Eyes on frying pan and toaster, I slip open, slide out the bookmark, and drink in these words,
My mother said, “I don’t want to watch this.” So I followed her into the kitchen and we sat there listening to the pandemonium and the wind and the rain. Then my mother said, “The wash!” which we had forgotten. She said, “Those sheets must be so heavy that they’re dragging in the mud, if they haven’t pulled the lines down altogether.” That was a days work lost for her, not to mention the setting hens and the fryers. She closed one eye and looked at me and said, “I know there is a blessing in this somewhere.” We did have a habit of sometimes imitating the old man’s way of speaking when he wasn’t in the room. Still, I was surprised that she would make an outright joke about my grandfather, though he’d been gone a long time by then. She always did like to make me laugh.”
–Gilead, Marilynne Robinson, pg 35
Pfff. Up pops the toast. I put it down again. 1 1/2 times seems to work the best. I can’t read the worn numbers on the settings and don’t want too. 1 1/2 times down is perfect. Eggs up and over, eggs done. I stick them into the still-warm oven, next to the bacon, my crock-ware plate hot to the touch. Raspy, paper towel soaks up the excess oil. Crack, sss, pop. Three eggs in the pot.
The sounds of the house are, besides my cooking, low murmurs of voices, the wood pellet stove humming, a cackle or two from a movie. Smoke still lingers in the air, few evergreen bits on floor, Christmas tree was put to rest today. The twinkle lights still live on though, light being a source of sanity in the northern parts of this wintry world.
Flipping, buttering, oven door opening, my mind flits through this day. Late night makes for late mornings, holiday break lingering just a bit longer here, blocks, books, and a few random stray balloons, bits of joy for my children’s moments.
Laundry, hot and dry, piles for me. “I know there is a blessing in this somewhere.” rings true through the tears, conversations, and greasy moments of today, each day. Even though, I’m not sure the narrator of Gilead, John Ames, particularly cared for his grandfather’s militantly positive outlook, there is indeed a blessing to be found in ones laundry piles, ones head cold, ones icy roads, and cancelled dinner dates. Just what that is, we don’t always know, or maybe *gasp* never find out, or if we are really truly looking or stilling ourselves, we just might see the edge of some sort of blessing.

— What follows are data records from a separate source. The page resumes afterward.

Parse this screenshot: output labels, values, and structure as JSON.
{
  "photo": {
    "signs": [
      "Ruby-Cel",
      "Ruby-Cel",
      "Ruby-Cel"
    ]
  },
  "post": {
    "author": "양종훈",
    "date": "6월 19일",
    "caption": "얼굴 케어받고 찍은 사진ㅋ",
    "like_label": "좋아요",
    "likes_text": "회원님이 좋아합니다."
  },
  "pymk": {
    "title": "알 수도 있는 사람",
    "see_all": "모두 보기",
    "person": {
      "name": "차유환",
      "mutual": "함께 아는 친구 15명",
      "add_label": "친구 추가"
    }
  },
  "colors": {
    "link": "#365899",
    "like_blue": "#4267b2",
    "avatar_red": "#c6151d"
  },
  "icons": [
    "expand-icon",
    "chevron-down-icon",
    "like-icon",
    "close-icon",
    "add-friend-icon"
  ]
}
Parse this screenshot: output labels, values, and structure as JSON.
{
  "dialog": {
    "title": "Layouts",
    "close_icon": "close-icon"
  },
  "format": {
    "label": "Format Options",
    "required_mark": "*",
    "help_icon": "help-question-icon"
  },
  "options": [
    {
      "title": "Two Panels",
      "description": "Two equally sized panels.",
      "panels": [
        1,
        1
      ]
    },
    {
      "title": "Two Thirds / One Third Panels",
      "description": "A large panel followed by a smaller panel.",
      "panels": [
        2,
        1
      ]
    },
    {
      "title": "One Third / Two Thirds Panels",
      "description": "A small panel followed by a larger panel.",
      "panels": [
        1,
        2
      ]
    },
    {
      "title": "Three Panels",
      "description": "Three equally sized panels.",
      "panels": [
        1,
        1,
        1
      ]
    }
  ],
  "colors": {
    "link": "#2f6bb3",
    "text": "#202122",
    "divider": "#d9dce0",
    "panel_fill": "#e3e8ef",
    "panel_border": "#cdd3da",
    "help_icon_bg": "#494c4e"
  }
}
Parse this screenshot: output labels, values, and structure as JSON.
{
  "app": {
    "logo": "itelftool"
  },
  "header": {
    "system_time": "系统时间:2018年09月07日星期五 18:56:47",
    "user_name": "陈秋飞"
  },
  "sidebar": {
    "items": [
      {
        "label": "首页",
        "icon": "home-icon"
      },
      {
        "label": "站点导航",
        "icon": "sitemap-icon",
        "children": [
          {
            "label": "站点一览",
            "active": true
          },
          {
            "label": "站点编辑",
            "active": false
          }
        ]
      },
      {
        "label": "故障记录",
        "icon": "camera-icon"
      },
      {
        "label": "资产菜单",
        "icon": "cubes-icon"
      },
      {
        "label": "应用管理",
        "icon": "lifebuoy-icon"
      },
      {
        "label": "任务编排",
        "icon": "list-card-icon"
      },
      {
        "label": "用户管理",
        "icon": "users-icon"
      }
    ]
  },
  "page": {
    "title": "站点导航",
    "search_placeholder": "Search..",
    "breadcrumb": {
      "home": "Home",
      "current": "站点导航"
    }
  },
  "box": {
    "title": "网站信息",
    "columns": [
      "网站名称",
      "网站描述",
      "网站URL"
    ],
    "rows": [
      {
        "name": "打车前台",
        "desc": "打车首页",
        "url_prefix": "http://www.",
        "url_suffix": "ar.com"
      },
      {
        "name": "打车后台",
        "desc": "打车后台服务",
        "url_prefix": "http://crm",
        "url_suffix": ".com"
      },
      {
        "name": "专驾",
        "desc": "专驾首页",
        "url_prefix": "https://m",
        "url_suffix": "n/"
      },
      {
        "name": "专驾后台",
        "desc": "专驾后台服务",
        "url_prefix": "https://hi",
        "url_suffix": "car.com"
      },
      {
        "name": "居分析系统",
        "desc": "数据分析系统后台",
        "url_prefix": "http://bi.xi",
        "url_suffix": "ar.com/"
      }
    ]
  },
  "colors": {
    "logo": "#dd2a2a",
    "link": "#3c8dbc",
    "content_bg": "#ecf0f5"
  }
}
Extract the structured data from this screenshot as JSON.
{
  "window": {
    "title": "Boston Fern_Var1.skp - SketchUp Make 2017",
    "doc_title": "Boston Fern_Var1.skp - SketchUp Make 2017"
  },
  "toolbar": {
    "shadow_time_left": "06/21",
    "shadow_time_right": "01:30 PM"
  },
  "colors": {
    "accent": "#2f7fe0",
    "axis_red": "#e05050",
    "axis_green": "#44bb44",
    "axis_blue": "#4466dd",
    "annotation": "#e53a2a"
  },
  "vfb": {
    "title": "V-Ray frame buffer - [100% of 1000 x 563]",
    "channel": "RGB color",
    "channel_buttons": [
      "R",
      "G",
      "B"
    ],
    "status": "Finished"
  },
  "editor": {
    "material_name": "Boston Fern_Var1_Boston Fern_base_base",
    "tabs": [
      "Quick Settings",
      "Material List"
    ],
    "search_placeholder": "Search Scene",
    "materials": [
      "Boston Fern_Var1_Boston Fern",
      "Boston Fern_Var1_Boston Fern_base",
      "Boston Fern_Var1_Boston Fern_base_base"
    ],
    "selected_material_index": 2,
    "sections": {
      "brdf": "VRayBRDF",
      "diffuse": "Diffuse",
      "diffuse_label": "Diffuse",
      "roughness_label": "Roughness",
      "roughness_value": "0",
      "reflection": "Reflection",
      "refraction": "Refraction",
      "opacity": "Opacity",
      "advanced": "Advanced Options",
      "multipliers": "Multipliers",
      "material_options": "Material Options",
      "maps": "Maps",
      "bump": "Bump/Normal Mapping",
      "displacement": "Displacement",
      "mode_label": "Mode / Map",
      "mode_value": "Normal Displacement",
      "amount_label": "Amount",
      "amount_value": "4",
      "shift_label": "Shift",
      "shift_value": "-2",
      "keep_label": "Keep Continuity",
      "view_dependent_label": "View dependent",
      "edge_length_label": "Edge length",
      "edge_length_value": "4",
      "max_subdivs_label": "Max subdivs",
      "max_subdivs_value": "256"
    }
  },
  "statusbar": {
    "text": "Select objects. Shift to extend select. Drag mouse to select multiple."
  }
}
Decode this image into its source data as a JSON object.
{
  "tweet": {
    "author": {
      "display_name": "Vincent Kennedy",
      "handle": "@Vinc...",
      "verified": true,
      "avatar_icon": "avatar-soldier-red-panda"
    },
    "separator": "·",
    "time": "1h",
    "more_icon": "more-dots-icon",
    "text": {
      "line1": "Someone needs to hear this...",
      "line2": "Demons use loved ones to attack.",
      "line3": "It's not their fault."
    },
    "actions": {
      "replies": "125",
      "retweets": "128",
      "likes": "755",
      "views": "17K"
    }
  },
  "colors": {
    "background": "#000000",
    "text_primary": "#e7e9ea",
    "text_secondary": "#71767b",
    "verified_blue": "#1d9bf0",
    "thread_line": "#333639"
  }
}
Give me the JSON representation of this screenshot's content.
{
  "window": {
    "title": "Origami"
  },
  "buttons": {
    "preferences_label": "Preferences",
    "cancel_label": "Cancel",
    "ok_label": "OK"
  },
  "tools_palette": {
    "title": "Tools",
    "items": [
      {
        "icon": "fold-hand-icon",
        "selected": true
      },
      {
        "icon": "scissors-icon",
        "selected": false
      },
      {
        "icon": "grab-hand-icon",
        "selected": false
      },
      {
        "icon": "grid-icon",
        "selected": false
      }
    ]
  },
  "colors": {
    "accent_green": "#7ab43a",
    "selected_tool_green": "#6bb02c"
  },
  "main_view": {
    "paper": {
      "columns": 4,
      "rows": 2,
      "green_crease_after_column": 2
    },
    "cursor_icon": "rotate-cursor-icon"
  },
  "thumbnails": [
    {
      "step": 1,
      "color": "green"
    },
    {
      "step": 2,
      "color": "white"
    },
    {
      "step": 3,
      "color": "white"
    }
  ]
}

The frost-fringed, foggy, wonderland winterscape as we crawl along iciness back home, the warmth of a loved ones raiment, a bit of fresh and sunshine next to skin. The moments with nothing in them. Have you ever felt yourself bored or anxious when there is nothing next? I wonder why. Nothing next can be good. The moments of illness that have us closing our eyes, sipping and breathing the steaming tea, resting in the stillness of the Savior. Be still, and Know.
Blessings in the slightly greasy, yet beautiful moments of life. January days are here.